Brothers and sisters, in a world where everyone is granted agency, some of our loved ones may stray for a season. But we can never give up. We must always go back for them—we must never stop trying. Our prophet, President Thomas S. Monson, has issued a plea for us to go rescue those of our loved ones who may be lost (see, for example, “Stand in Your Appointed Place,” Liahona and Ensign, May 2003, 54–57). With the help of priesthood leaders, parents must continue to go back and find their lost ones, assuring them there will always be a “home” within the family and the Church, waiting for their return. We never know when a heart may be turned. We never know when a soul may be weary and worn out by the world.

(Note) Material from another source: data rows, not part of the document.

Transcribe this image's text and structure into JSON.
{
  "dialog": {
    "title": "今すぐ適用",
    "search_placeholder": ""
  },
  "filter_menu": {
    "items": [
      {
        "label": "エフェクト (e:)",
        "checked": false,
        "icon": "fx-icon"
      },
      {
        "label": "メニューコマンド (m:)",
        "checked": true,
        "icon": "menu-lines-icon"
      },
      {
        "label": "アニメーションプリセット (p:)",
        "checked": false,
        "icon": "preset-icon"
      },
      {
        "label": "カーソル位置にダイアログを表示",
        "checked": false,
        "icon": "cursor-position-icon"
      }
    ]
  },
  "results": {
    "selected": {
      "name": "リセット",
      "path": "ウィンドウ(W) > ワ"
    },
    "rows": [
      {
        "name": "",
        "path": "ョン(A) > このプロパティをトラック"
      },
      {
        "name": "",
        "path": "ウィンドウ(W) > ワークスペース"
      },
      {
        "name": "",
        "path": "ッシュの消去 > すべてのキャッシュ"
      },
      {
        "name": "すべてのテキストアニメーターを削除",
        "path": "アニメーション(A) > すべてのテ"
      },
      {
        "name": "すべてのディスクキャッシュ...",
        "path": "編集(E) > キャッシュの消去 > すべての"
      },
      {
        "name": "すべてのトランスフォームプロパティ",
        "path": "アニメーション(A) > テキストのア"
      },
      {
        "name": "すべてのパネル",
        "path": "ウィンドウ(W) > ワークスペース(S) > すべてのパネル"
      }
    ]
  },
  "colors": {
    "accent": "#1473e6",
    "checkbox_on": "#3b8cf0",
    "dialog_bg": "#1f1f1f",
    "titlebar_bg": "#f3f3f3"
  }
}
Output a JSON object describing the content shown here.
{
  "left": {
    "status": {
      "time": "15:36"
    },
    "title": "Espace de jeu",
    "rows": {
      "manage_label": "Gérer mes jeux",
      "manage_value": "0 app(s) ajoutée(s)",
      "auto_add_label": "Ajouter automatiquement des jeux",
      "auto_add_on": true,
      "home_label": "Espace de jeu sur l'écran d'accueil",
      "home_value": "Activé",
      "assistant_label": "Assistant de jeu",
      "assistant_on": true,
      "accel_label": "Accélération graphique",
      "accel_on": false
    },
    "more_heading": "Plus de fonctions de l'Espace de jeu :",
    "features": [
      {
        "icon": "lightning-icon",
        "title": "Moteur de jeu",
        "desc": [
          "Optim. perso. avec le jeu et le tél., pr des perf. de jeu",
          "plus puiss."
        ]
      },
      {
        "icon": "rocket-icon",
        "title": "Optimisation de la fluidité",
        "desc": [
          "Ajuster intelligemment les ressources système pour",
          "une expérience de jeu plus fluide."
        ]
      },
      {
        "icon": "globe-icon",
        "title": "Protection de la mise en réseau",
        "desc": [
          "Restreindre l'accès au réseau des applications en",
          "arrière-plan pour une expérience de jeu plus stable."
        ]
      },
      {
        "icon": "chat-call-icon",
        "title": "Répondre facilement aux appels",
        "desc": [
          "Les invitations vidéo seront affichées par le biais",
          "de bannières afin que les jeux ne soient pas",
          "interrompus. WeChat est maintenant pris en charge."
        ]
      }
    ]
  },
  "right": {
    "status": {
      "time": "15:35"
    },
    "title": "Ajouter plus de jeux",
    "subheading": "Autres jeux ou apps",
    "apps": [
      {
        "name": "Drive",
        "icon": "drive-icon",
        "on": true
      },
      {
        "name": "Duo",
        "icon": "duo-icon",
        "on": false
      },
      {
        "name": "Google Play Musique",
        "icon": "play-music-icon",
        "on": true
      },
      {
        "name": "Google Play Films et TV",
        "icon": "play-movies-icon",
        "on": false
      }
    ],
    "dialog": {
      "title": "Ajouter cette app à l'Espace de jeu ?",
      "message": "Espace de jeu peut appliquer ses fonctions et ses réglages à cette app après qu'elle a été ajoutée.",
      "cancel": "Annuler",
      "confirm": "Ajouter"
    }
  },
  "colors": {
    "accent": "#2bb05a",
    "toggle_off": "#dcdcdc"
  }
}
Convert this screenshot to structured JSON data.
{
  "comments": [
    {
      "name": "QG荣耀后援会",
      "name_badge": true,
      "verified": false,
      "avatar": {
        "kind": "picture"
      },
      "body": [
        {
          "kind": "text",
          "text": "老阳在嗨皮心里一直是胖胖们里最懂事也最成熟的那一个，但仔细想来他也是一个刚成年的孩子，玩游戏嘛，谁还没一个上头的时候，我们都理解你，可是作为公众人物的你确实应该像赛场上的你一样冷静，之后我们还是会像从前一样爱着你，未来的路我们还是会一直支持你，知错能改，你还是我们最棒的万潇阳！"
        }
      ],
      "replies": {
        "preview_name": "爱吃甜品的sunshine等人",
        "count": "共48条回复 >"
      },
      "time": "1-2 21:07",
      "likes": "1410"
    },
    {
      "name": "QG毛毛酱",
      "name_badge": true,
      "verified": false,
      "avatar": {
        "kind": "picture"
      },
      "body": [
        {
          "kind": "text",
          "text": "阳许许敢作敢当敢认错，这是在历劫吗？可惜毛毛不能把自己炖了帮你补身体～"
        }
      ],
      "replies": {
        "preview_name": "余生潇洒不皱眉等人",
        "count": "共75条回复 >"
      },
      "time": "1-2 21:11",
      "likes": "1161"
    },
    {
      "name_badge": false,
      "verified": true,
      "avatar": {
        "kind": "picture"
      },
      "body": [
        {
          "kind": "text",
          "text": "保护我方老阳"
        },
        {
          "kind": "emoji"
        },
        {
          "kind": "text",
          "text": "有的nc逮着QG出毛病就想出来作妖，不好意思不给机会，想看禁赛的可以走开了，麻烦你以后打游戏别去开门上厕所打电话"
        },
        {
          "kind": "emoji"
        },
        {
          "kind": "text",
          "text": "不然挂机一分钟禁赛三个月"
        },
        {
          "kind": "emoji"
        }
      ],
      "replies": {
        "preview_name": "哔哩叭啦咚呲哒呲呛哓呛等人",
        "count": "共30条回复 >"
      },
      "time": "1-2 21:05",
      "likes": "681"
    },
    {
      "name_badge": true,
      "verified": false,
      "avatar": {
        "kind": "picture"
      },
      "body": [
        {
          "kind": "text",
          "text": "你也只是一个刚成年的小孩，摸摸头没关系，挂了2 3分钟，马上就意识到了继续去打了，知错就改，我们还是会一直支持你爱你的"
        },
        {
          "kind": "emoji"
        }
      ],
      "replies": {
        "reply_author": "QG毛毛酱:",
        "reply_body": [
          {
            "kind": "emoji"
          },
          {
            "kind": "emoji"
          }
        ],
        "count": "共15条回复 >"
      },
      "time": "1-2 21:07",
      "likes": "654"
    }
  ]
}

When that happens, it seems our children almost always turn first toward Mother, with emotions like those expressed in a poem by Elizabeth Akers Allen:
Backward, flow backward, O tide of the years!
I am so weary of toil and of tears, …
Tired of the hollow, the base, the untrue,
Mother, O mother, my heart calls for you! …
Over my heart, in the days that are flown,
No love like mother-love ever has shone; …
None like a mother can charm away pain
From the sick soul and the world-weary brain.
Slumber’s soft calms o’er my heavy lids creep;
Rock me to sleep, mother, rock me to sleep!
(“Rock Me to Sleep,” in The Family Library of Poetry and Song, ed. William Cullen Bryant , 190–91; punctuation modernized.)
Perhaps the reason we respond so universally to our mothers’ love is because it typifies the love of our Savior. As President Joseph F. Smith said, “The love of a true mother comes nearer [to] being like the love of God than any other kind of love” (“The Love of Mother,” Improvement Era, Jan. 1910, 278).
As in all things, the Savior set the perfect example in the love He showed for His earthly mother. In the final, most pivotal moment of His mortal life—after the anguish of Gethsemane, the mock trial, the crown of thorns, the heavy cross to which He was brutally nailed—Jesus looked down from the cross and saw His mother, Mary, who had come to be with her Son. His final act of love before He died was to ensure that His mother would be cared for, saying to His disciple, “Behold thy mother!” And from that point on the disciple took her unto his home. As the scriptures say, then Jesus knew that “all things were now accomplished,” and He bowed His head and died (see John 19:27–28, 30).
Today I stand before you to bear my witness that Jesus Christ is the very Savior and Redeemer of the world. This is His Church, The Church of Jesus Christ of Latter-day Saints. Our Heavenly Father wants all of His children to return to Him. I know this without contradiction because of the witness of the Holy Ghost to my heart. I didn’t always know—when I was younger I had to rely on my parents’ testimony. My mother assured me that if I stayed on the road of truth, even when it seemed hot and dusty, even when there were distractions, the end would be better than the beginning. I will be eternally grateful that Mother told me. In the name of Jesus Christ, amen.